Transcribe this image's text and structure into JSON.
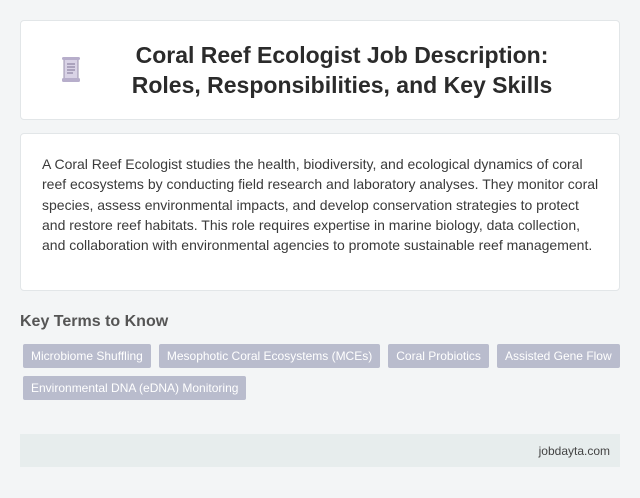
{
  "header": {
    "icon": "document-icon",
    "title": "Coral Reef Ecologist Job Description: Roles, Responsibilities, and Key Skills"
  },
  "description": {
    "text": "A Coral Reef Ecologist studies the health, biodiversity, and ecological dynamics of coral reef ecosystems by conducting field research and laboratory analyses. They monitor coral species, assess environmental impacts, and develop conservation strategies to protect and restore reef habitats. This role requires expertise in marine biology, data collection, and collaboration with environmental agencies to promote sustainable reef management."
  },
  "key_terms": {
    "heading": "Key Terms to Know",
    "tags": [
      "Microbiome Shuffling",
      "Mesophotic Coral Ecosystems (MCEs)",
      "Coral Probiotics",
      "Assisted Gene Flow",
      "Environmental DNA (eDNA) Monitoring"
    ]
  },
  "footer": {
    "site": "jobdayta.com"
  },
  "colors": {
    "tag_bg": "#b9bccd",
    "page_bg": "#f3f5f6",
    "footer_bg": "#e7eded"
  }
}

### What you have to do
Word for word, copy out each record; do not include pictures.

### Completed task
Transcribe this image's text and structure into JSON.
{
  "header": {
    "icon": "document-icon",
    "title": "Coral Reef Ecologist Job Description: Roles, Responsibilities, and Key Skills"
  },
  "description": {
    "text": "A Coral Reef Ecologist studies the health, biodiversity, and ecological dynamics of coral reef ecosystems by conducting field research and laboratory analyses. They monitor coral species, assess environmental impacts, and develop conservation strategies to protect and restore reef habitats. This role requires expertise in marine biology, data collection, and collaboration with environmental agencies to promote sustainable reef management."
  },
  "key_terms": {
    "heading": "Key Terms to Know",
    "tags": [
      "Microbiome Shuffling",
      "Mesophotic Coral Ecosystems (MCEs)",
      "Coral Probiotics",
      "Assisted Gene Flow",
      "Environmental DNA (eDNA) Monitoring"
    ]
  },
  "footer": {
    "site": "jobdayta.com"
  },
  "colors": {
    "tag_bg": "#b9bccd",
    "page_bg": "#f3f5f6",
    "footer_bg": "#e7eded"
  }
}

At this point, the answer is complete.